USA — The blazes have scorched nearly 400 square miles and almost took out the Ft. Davis National Historic Site.
Firefighters on Sunday continued battling out-of-control wildfires that had scorched nearly 400 square miles across the state, including a blaze in west Texas that narrowly missed a historic frontier Army cavalry fort and one of the world’s leading astronomical research facilities.
A fast-moving wildfire had spread to more than 60,000 acres in Jeff Davis County and destroyed about 40 homes in Fort Davis before it raged north and east. The blaze that started Saturday night in Presidio County missed the McDonald Observatory, which was later used as an evacuation shelter, said assistant director Anita Johnson.
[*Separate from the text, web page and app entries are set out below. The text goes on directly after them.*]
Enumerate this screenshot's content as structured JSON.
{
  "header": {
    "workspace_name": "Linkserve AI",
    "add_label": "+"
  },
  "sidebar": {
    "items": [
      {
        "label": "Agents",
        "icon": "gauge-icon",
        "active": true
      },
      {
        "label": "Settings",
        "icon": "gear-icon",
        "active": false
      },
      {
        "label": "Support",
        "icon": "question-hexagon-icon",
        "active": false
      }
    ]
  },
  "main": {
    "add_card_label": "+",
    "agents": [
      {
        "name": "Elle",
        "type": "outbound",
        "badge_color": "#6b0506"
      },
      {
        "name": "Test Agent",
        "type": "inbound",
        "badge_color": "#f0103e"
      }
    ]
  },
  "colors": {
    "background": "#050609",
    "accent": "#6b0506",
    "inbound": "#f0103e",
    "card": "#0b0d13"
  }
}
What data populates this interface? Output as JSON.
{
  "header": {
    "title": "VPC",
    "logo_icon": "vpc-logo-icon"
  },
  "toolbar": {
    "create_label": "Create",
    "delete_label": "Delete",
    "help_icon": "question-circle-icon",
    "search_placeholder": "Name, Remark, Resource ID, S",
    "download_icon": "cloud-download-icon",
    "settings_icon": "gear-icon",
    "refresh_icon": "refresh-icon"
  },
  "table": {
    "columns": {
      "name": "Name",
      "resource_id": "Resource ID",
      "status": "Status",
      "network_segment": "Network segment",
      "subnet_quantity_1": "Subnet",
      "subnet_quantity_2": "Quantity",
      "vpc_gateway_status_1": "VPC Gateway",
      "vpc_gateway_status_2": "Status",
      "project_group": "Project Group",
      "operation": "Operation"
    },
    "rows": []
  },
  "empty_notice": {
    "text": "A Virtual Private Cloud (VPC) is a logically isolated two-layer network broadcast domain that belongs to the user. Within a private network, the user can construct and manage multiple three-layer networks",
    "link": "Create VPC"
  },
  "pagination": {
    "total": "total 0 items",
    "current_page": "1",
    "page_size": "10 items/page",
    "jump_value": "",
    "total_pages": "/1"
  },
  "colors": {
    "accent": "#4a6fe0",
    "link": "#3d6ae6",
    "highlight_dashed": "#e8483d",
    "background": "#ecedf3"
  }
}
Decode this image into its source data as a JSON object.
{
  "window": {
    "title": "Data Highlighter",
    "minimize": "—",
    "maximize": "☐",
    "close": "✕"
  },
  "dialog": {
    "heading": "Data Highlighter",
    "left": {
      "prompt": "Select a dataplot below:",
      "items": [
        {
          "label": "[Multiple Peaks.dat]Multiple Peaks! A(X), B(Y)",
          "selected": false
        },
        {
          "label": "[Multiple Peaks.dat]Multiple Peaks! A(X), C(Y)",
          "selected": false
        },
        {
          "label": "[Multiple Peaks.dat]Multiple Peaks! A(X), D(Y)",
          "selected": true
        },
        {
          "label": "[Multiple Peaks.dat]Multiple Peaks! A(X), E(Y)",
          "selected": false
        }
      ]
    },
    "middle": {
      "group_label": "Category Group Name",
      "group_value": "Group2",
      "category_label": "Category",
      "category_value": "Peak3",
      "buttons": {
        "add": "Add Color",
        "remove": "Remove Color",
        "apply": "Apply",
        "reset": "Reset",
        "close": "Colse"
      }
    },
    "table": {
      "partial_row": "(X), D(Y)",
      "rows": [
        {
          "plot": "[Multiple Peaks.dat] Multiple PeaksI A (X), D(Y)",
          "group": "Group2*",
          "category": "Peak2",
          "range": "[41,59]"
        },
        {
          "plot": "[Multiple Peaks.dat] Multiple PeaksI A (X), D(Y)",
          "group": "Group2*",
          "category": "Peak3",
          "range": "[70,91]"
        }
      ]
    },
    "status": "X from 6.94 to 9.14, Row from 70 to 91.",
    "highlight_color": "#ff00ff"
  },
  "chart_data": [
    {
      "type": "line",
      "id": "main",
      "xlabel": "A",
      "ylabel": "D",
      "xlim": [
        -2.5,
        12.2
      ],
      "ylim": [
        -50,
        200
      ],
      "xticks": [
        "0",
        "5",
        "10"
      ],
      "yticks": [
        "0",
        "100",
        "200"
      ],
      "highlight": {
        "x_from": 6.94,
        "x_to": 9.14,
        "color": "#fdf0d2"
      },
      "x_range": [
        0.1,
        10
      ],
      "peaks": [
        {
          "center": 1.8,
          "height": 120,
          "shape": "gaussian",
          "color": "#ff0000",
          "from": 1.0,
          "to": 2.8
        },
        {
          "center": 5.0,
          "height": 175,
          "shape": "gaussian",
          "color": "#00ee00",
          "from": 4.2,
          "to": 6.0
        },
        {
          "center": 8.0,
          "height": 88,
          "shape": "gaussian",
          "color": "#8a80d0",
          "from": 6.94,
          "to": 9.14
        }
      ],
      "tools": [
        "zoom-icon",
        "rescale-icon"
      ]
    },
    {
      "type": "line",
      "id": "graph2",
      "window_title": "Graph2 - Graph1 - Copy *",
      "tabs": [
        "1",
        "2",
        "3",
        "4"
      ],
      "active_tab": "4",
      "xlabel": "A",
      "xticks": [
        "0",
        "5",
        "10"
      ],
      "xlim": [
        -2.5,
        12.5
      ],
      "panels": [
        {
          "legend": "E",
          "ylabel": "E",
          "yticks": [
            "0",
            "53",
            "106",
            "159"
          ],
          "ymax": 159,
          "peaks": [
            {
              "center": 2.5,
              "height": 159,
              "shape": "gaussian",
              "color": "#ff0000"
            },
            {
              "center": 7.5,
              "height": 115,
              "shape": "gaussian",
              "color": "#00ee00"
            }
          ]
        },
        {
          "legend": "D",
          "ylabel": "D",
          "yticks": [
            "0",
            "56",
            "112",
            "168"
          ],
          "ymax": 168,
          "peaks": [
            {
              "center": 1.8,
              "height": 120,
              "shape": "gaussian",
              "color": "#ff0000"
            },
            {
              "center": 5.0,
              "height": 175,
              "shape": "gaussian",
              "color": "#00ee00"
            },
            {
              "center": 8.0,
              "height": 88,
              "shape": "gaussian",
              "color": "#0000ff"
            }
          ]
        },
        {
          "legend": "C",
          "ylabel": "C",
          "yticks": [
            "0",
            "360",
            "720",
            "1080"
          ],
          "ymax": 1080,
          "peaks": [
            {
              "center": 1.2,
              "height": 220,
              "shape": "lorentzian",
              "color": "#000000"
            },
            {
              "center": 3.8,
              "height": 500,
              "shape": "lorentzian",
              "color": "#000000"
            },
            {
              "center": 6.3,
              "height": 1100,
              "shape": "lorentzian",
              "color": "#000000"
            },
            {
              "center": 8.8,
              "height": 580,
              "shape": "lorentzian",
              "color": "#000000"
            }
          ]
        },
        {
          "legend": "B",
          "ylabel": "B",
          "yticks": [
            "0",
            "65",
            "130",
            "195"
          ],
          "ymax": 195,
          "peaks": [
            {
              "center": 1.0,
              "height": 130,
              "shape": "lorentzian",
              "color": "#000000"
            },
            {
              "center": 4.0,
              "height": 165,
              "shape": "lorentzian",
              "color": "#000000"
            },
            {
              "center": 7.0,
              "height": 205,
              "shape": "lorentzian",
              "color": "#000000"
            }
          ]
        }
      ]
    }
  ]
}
The fire also missed Ft. Davis National Historic Site, a U.S. Army cavalry fort built in 1854 to protect a mail route from San Antonio to El Paso. It closed in 1891 and reopened after the Civil War to protect freight wagons, according to the Texas State Historical Assn.
Bob Dillard, a former Jeff Davis County judge, said firefighters spent Saturday evening pouring water on the town’s bank and other downtown businesses, while residents toiled to save their homes in Fort Davis, 200 miles southeast of El Paso. But by early Sunday, after the fire cut off electricity, the water shut off and the town’s 1,100 residents evacuated along with most visitors in town for the Hammerfest bicycle races, Dillard said.
“It was unbelievable, just horrific,” said Dillard, editor of the weekly Jeff Davis County Mountain Dispatch. “There were horses on fire, buildings on fire, houses on fire.”